First and foremost, Ms. Armstrong, I readily acknowledge that you probably don’t really care what it is I have to share with you. With over 1.5M Twitter followers and an online empire that dates back to 2001, I imagine you have this sharing-of-your-soul thing down pat and aren’t exactly out looking for reassurance from total strangers.
Yet here I am.
Not even sure why I feel the need to type you this letter. (Isn’t the concept of the “open letter” about as outdated as hammer pants? What can I say? I think they’re both worth resurfacing.)
I ran across this Tweet last week and then watched your 19-minute talk that it linked to on YouTube.
It’s taken me a few days to articulate how hearing your words made me feel.

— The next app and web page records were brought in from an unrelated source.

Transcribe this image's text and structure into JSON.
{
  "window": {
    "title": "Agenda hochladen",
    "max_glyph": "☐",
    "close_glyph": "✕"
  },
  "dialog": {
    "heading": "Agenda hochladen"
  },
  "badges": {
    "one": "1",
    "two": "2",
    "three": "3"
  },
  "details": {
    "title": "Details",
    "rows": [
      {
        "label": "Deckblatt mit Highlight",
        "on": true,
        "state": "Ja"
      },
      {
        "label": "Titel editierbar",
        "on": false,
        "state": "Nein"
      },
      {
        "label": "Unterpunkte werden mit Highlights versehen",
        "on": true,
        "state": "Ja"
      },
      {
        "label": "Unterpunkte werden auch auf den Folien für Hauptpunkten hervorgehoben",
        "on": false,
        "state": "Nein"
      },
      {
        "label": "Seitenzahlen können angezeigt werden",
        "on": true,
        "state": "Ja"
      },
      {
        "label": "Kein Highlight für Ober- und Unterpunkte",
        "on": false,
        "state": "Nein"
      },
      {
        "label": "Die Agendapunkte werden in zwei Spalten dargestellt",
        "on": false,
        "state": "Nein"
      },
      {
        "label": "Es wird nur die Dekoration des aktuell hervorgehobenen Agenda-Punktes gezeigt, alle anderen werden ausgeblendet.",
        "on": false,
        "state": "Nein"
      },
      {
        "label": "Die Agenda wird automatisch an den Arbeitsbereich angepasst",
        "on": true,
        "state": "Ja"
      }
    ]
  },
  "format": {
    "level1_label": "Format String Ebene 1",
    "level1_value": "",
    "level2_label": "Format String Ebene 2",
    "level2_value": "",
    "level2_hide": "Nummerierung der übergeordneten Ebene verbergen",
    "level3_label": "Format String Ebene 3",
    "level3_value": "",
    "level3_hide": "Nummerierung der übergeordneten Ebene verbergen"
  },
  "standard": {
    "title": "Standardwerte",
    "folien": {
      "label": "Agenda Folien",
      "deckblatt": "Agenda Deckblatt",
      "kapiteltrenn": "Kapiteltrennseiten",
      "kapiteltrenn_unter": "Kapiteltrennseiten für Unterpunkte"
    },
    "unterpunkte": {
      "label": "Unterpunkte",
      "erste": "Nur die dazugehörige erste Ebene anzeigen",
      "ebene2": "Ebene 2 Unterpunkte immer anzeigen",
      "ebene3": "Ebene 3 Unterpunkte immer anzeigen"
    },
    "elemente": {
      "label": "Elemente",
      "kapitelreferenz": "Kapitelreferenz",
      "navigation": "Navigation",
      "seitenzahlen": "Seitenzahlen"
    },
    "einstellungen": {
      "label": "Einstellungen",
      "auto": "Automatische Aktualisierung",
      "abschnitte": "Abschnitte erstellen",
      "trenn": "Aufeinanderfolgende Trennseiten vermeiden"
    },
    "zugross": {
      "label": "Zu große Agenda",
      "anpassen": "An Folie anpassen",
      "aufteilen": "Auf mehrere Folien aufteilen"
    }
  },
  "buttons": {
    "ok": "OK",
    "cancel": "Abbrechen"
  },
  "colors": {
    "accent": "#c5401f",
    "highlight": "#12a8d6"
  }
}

I participated in a Q&A session back in 2011 with other local “celebrities” (if you squint long enough while staring at me, I morph into someone others could possibly consider influential, as long as the A-listers and B-listers are already booked that is) while helping to raise money for a local nonproft that strives to serve homeless and at-risk youth within my community.
One of the many questions posed was “Who would you like to meet and job shadow for a day?”
MY ANSWER: HEATHER ARMSTRONG FROM DOOCE.COM
I went on to explain how I admired your free spirit and unfiltered writing. How I thought it would be compelling to see how you balanced your creativity with your career.
I sometimes questioned the level of depth you revealed, simply because I couldn’t ever picture myself spilling out so much with my friends and family (or even perfect strangers for that matter). I can’t say I always agreed 100 percent with your opinions. Yet I respected you time and time again for bravely and honestly standing your ground with whatever you believed to be true.
Your personal battle with postpartum depression had the power to rob your heart and mind. By sharing your demons, you no doubt freed many others from theirs.
Your innocent, lovely girls and devoted dogs made me smile and I cheered for your entire family. You were living the life we all hoped and dreamed was possible.
And then 2012 happened.
You and your husband’s trial separation period was a little too raw for me to read about. I felt if I continued to gawk at your personal struggles, I was no better than the nosy neighbor who sits out on her porch shooting judgmental glances at unsuspecting passerbys.
I remember one of the final posts I read described you staring down at the dog leash you were holding in your hand and knowing that if you wanted it to (and you assured us all you did not), that leash had the power to make everything go away.
In your talk about why you are now choosing to walk away from sponsored content writing, you serve as the crystal ball into which so many of us mommy bloggers yearn to gaze. We all start off with two things after all: a love of writing and a desire to share our parenting reality through our own life’s lens.
The funny thing about mommy blogging, however, is that we all think we want to reach as many readers as possible because volume typically equates to popularity and opportunities. But, at the same time, we are wary of the fact that earned readership and opportunities may come with unintended sacrifice and consequences.
I guess, more than anything, I wanted you to know that I believe you and Jon started off on this journey together for all the right reasons. I imagine your sudden rise in fame took you both by surprise – equal parts thrilling and terrorizing. I bet you collected a handful of really sentimental memories together with your girls through your professional blogging that you wouldn’t trade for the world.
Knowing you have also felt completely torn apart as a result of your decisions, especially the gut-punching sense that your girls were included in the massive pile of collateral damage, well that’s something that no mom would ever wish on another.
You may have decided to turn a different direction on the professional path you are paving, but know this: You are still teaching all of us who have followed you for any portion of your journey. And for that, I wanted to thank you.
Read about Ms. Armstrong’s journey here and here.
Written by Heidi Woodard
When I see things unravel like this I often wonder, is it better to be famous, or to just be heard…
You articulated my thoughts extremely well in that comment , Roy. I completely concur.